The website doesn't seem to mention a date for when The Morgan was established, so my 7-year approximation is based on my memory of a presentation about The Morgan when it was still in its earliest development. There was a slideshow that consisted mostly of photos of an empty warehouse and Tom Balbo explaining how each corner of the building and the lot would be used in the future. That presentation was in 2008. Tom Balbo, a paper and ceramic artist, was the man behind that presentation and is now the executive director of the centre.

When I first arrived, I was given a tour of the facility and trust me, the magnitude of this place cannot be overstated. It's a big building, but they have also figured out how to make it seem bigger on the inside than it is on the outside. There is some office space, but much of the centre is dedicated to paper making. They do both Western and Eastern styles of papermaking so there is equipment for both, several beaters and tanks in many sizes and styles, large and small hanji tanks, and more molds and deckles than I've ever seen in one place before.

One of the small beaters.



Part of the mold and deckle collection.



A small hanji tank.


There is also an outdoor area where they are growing raw materials for some of their paper. They have created a kozo garden so they have been able to harvest their own kozo for making paper.

A bit of the Kozo garden.


There is also a gallery space, a bindery, and an extensive letterpress studio with several presses and tons of type. When I was visiting, the gallery space was being used for a letterpress exhibit.

Part of the gallery space.

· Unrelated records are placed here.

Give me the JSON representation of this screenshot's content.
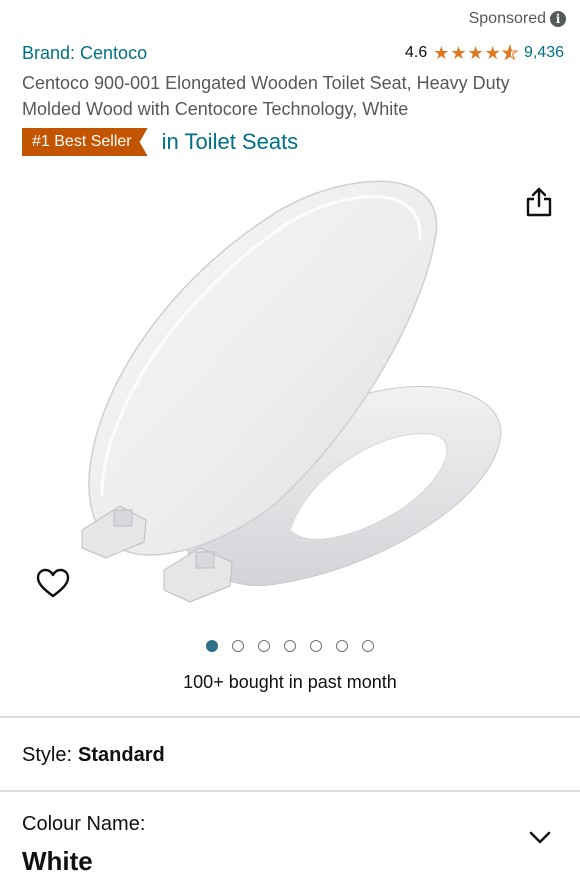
{
  "header": {
    "sponsored_label": "Sponsored",
    "info_icon_glyph": "i"
  },
  "product": {
    "brand": "Brand: Centoco",
    "rating_value": "4.6",
    "rating_stars": 4.5,
    "rating_count": "9,436",
    "title": "Centoco 900-001 Elongated Wooden Toilet Seat, Heavy Duty Molded Wood with Centocore Technology, White",
    "badge_label": "#1 Best Seller",
    "badge_category": "in Toilet Seats",
    "image_icon": "toilet-seat-product-image"
  },
  "gallery": {
    "dot_count": 7,
    "active_index": 0
  },
  "social_proof": {
    "bought_text": "100+ bought in past month"
  },
  "options": {
    "style_label": "Style:",
    "style_value": "Standard",
    "colour_label": "Colour Name:",
    "colour_value": "White"
  },
  "colors": {
    "link": "#007185",
    "star": "#de7921",
    "badge": "#c45500",
    "active_dot": "#2f6f8a"
  },
  "icons": [
    "info-icon",
    "star-icon",
    "share-icon",
    "heart-icon",
    "chevron-down-icon"
  ]
}
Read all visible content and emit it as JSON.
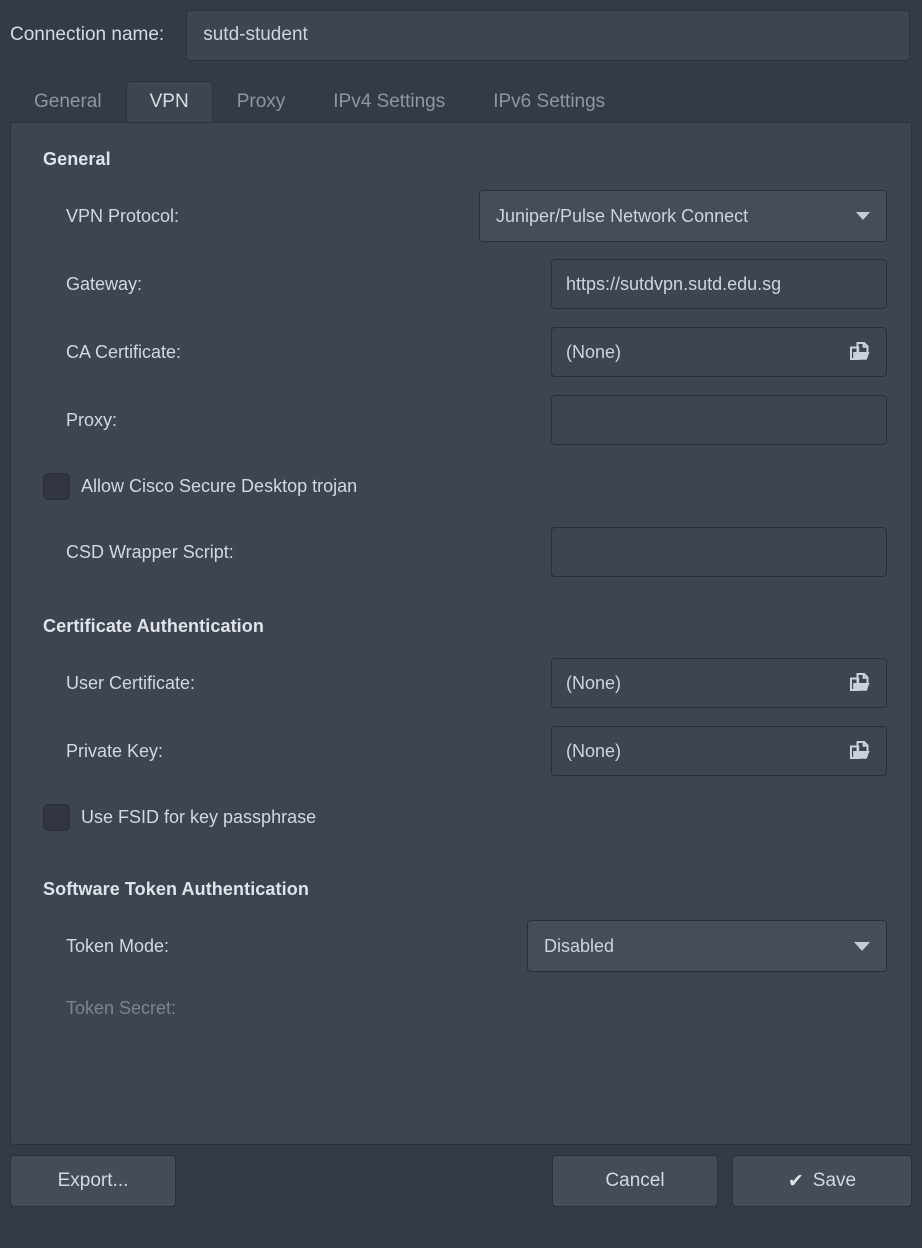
{
  "connection": {
    "label": "Connection name:",
    "value": "sutd-student",
    "placeholder": ""
  },
  "tabs": [
    {
      "label": "General",
      "active": false
    },
    {
      "label": "VPN",
      "active": true
    },
    {
      "label": "Proxy",
      "active": false
    },
    {
      "label": "IPv4 Settings",
      "active": false
    },
    {
      "label": "IPv6 Settings",
      "active": false
    }
  ],
  "sections": {
    "general": {
      "title": "General",
      "vpn_protocol": {
        "label": "VPN Protocol:",
        "value": "Juniper/Pulse Network Connect"
      },
      "gateway": {
        "label": "Gateway:",
        "value": "https://sutdvpn.sutd.edu.sg"
      },
      "ca_certificate": {
        "label": "CA Certificate:",
        "value": "(None)",
        "icon": "folder-open-icon"
      },
      "proxy": {
        "label": "Proxy:",
        "value": ""
      },
      "allow_csd": {
        "label": "Allow Cisco Secure Desktop trojan",
        "checked": false
      },
      "csd_wrapper": {
        "label": "CSD Wrapper Script:",
        "value": ""
      }
    },
    "certificate_auth": {
      "title": "Certificate Authentication",
      "user_certificate": {
        "label": "User Certificate:",
        "value": "(None)",
        "icon": "folder-open-icon"
      },
      "private_key": {
        "label": "Private Key:",
        "value": "(None)",
        "icon": "folder-open-icon"
      },
      "use_fsid": {
        "label": "Use FSID for key passphrase",
        "checked": false
      }
    },
    "software_token": {
      "title": "Software Token Authentication",
      "token_mode": {
        "label": "Token Mode:",
        "value": "Disabled"
      },
      "token_secret": {
        "label": "Token Secret:",
        "value": "",
        "disabled": true
      }
    }
  },
  "buttons": {
    "export": "Export...",
    "cancel": "Cancel",
    "save": "Save",
    "save_glyph": "✔"
  },
  "colors": {
    "window_background": "#353a47",
    "panel_background": "#3f4550",
    "border": "#2d313c",
    "text": "#d3d8e0",
    "text_muted": "#8e95a3",
    "control_background": "#464c58"
  }
}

Of course, I spent most of my time in the bindery area where I conducted two one-day workshops. The first day, I taught Anne Goy's Criss Cross binding (formerly known as the Secret Belgian Binding).

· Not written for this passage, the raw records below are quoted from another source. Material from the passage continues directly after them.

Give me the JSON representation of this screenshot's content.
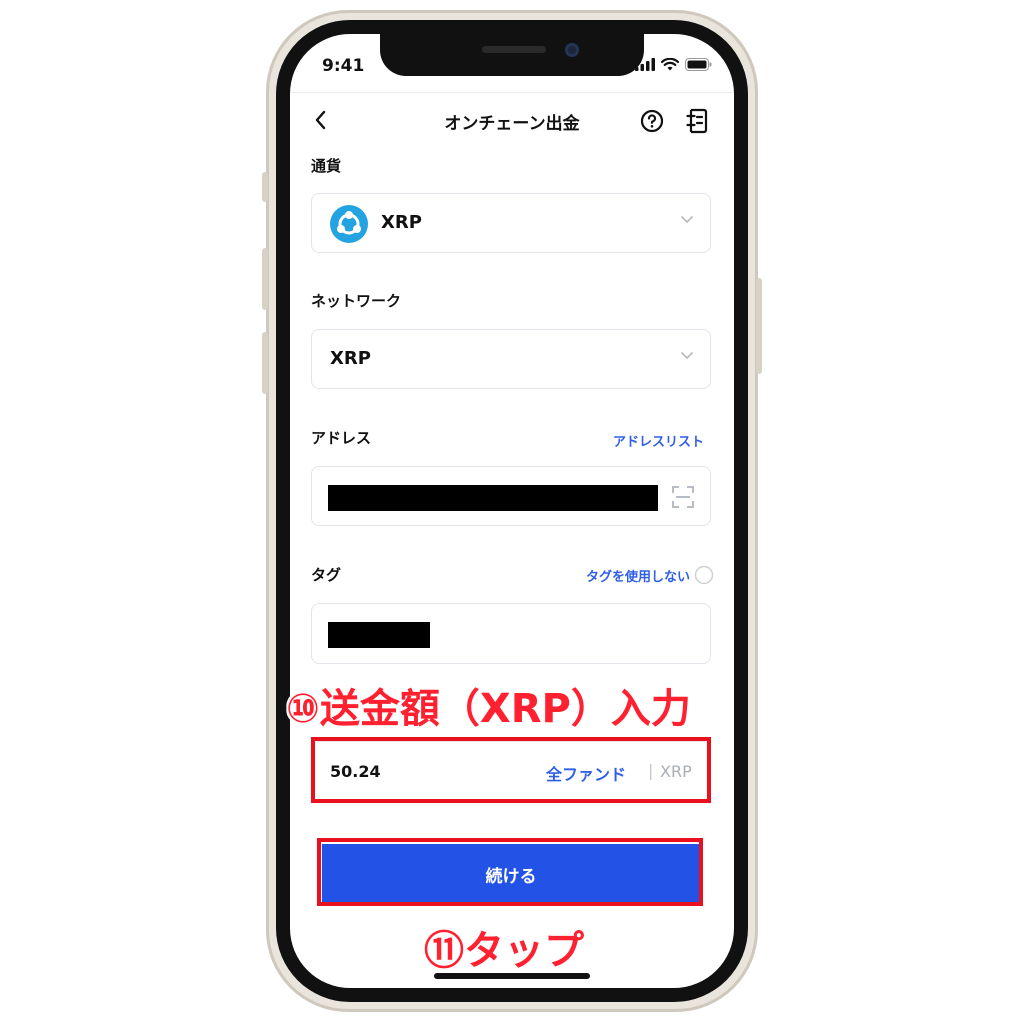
{
  "status_bar": {
    "time": "9:41"
  },
  "nav": {
    "title": "オンチェーン出金",
    "back_icon": "chevron-left-icon",
    "help_icon": "question-circle-icon",
    "history_icon": "record-list-icon"
  },
  "currency": {
    "label": "通貨",
    "value": "XRP",
    "icon": "xrp-logo-icon",
    "icon_color": "#23a3e2"
  },
  "network": {
    "label": "ネットワーク",
    "value": "XRP"
  },
  "address": {
    "label": "アドレス",
    "link": "アドレスリスト",
    "value": ""
  },
  "tag": {
    "label": "タグ",
    "link": "タグを使用しない",
    "value": ""
  },
  "amount": {
    "value": "50.24",
    "all_funds": "全ファンド",
    "divider": "|",
    "unit": "XRP"
  },
  "continue_button": {
    "label": "続ける",
    "color": "#2352e6"
  },
  "annotations": {
    "step10": "⑩送金額（XRP）入力",
    "step11": "⑪タップ",
    "color": "#e8111d"
  },
  "colors": {
    "link": "#2f5ee8"
  }
}
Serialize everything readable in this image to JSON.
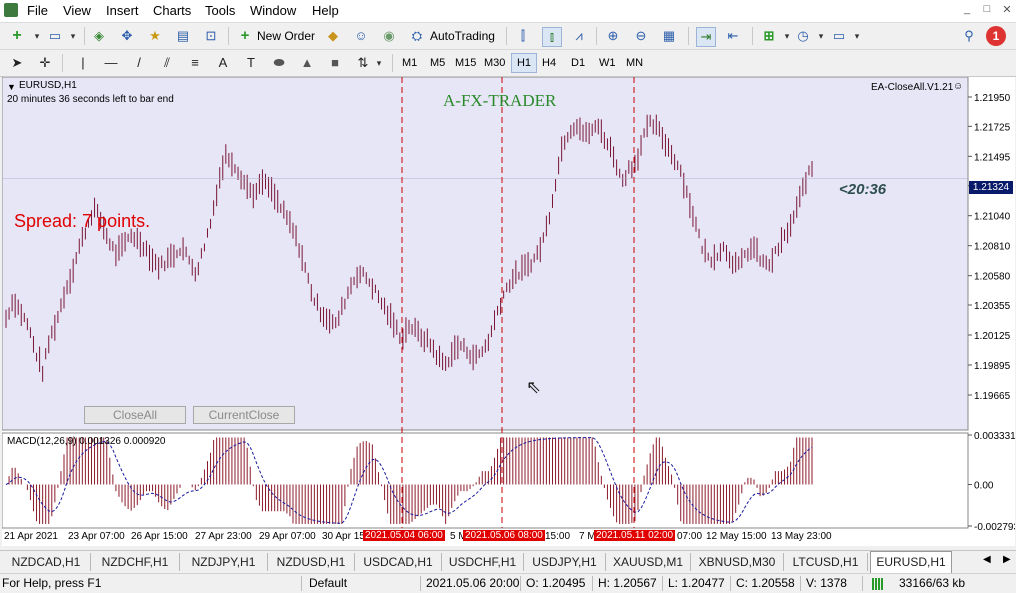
{
  "menu": {
    "items": [
      "File",
      "View",
      "Insert",
      "Charts",
      "Tools",
      "Window",
      "Help"
    ],
    "window_controls": [
      "_",
      "□",
      "✕"
    ]
  },
  "toolbar": {
    "new_order": "New Order",
    "autotrading": "AutoTrading",
    "notification_count": "1"
  },
  "timeframes": [
    "M1",
    "M5",
    "M15",
    "M30",
    "H1",
    "H4",
    "D1",
    "W1",
    "MN"
  ],
  "timeframe_active": "H1",
  "chart": {
    "symbol_label": "EURUSD,H1",
    "countdown": "20 minutes 36 seconds left to bar end",
    "watermark": "A-FX-TRADER",
    "ea_name": "EA-CloseAll.V1.21",
    "spread": "Spread: 7 points.",
    "timer": "<20:36",
    "close_all": "CloseAll",
    "current_close": "CurrentClose",
    "macd_label": "MACD(12,26,9) 0.001326 0.000920",
    "current_price": "1.21324",
    "price_ticks": [
      "1.21950",
      "1.21725",
      "1.21495",
      "1.21270",
      "1.21040",
      "1.20810",
      "1.20580",
      "1.20355",
      "1.20125",
      "1.19895",
      "1.19665"
    ],
    "macd_ticks": [
      "0.003331",
      "0.00",
      "-0.002793"
    ],
    "time_labels": [
      "21 Apr 2021",
      "23 Apr 07:00",
      "26 Apr 15:00",
      "27 Apr 23:00",
      "29 Apr 07:00",
      "30 Apr 15:00",
      "5 M",
      "15:00",
      "7 M",
      "07:00",
      "12 May 15:00",
      "13 May 23:00"
    ],
    "vline_labels": [
      "2021.05.04 06:00",
      "2021.05.06 08:00",
      "2021.05.11 02:00"
    ],
    "colors": {
      "bars": "#7a1535",
      "vline": "#cc0000",
      "watermark": "#2a8a2a",
      "spread": "#e00000",
      "timer": "#2f4f4f",
      "macd_hist": "#8b1a2a",
      "macd_signal": "#1a1aa0",
      "price_tag_bg": "#0a1a6a"
    }
  },
  "symbol_tabs": [
    "NZDCAD,H1",
    "NZDCHF,H1",
    "NZDJPY,H1",
    "NZDUSD,H1",
    "USDCAD,H1",
    "USDCHF,H1",
    "USDJPY,H1",
    "XAUUSD,M1",
    "XBNUSD,M30",
    "LTCUSD,H1",
    "EURUSD,H1"
  ],
  "symbol_tab_active": "EURUSD,H1",
  "status": {
    "help": "For Help, press F1",
    "profile": "Default",
    "datetime": "2021.05.06 20:00",
    "open": "O: 1.20495",
    "high": "H: 1.20567",
    "low": "L: 1.20477",
    "close": "C: 1.20558",
    "volume": "V: 1378",
    "traffic": "33166/63 kb"
  },
  "chart_data": {
    "type": "candlestick-bars",
    "title": "EURUSD,H1",
    "ylim": [
      1.19665,
      1.2195
    ],
    "price_path": [
      1.2025,
      1.204,
      1.203,
      1.202,
      1.2,
      1.1985,
      1.201,
      1.2025,
      1.2045,
      1.206,
      1.208,
      1.2095,
      1.211,
      1.21,
      1.2085,
      1.2075,
      1.208,
      1.209,
      1.2085,
      1.208,
      1.207,
      1.2065,
      1.207,
      1.2075,
      1.208,
      1.207,
      1.206,
      1.208,
      1.21,
      1.213,
      1.215,
      1.2145,
      1.2135,
      1.2125,
      1.212,
      1.213,
      1.2125,
      1.2115,
      1.2105,
      1.2095,
      1.208,
      1.206,
      1.204,
      1.203,
      1.2025,
      1.202,
      1.2035,
      1.205,
      1.206,
      1.2058,
      1.205,
      1.204,
      1.203,
      1.202,
      1.201,
      1.202,
      1.2015,
      1.201,
      1.2005,
      1.1995,
      1.199,
      1.2,
      1.2005,
      1.2,
      1.1995,
      1.2,
      1.201,
      1.203,
      1.2045,
      1.2055,
      1.206,
      1.2065,
      1.207,
      1.208,
      1.21,
      1.213,
      1.216,
      1.217,
      1.2175,
      1.2165,
      1.217,
      1.2172,
      1.216,
      1.215,
      1.213,
      1.214,
      1.2145,
      1.2165,
      1.2175,
      1.217,
      1.216,
      1.215,
      1.214,
      1.212,
      1.21,
      1.208,
      1.207,
      1.2075,
      1.208,
      1.207,
      1.2065,
      1.2075,
      1.208,
      1.207,
      1.2065,
      1.2075,
      1.2085,
      1.2095,
      1.211,
      1.213,
      1.214
    ]
  }
}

Books made in the workshop.


The second day was a Japanese bookbinding workshop where we did two different bindings: a multi section binding (seen here with the colourful Chyiogami cover papers) and a traditional account book structure.

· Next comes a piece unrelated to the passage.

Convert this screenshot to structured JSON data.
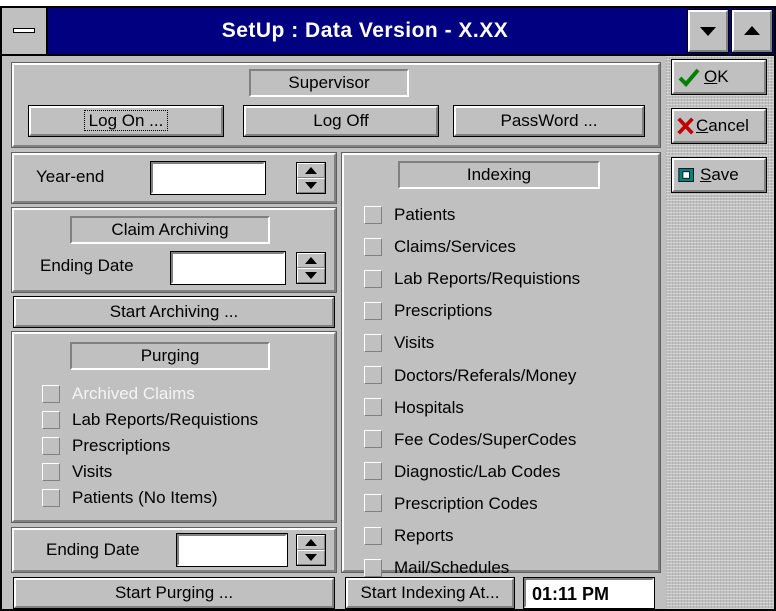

Japanese books made in the workshop.


The workshops were great and I really enjoyed my time there. Thanks to The Morgan for this opportunity (and thanks to Fran for hosting and housing me). Anyone who is interested in papermaking and book arts should add this place to their "to do" list and visit if you find yourself in Cleveland. They have an impressive list of workshops continuing throughout the summer too (more info on their website).

If you'd like to see a few more pictures that I took or a whole bunch of photos that were taken by the staff at The Morgan during my workshops, you can visit my page on Facebook or The Morgan's facebook page.

Sunday, June 08, 2014

Chaekkori at The Cleveland Museum of Art

Last month, I went to the Cleveland Museum of Art and toured the various collections rather single-mindedly. We were looking for books. Or book-related things.

There were a few actual books on display. Of course, they were on display for the purpose of showing the illuminated pages inside so the books were enclosed in glass cabinets. No consideration at all for the bookbinders who might be visiting! So we examined them as much as possible looking at things like clasps and headbands and discussing which ones appeared to be repaired, rebound, or with original binding features.


Books are also a very common prop in paintings through the ages, apparently. So we played a little game of "name that binding" as we found various styles represented in paintings...

... and sculptures throughout the museum.

Of course, the history of the book began long before the codex format. We found carved stone (1200 BC) and papyrus scrolls (1000 BC) from Egypt...

...as well as Chinese handscrolls on silk, porcelain plaques from Korea, and paper documents from India.

Finally this is Chaekkori, Korean for books and things. A ten panel folding screen from Korea (late 1800s) featuring bookcases filled with books and other scholarly items meant to represent a Confucian study.

Apparently the Cleveland Museum of Art also has a lot of non-book-related items too! Next time I'll try to see some of them. It is a VERY large place, though, and I didn't even come close to seeing all the collections. Next time!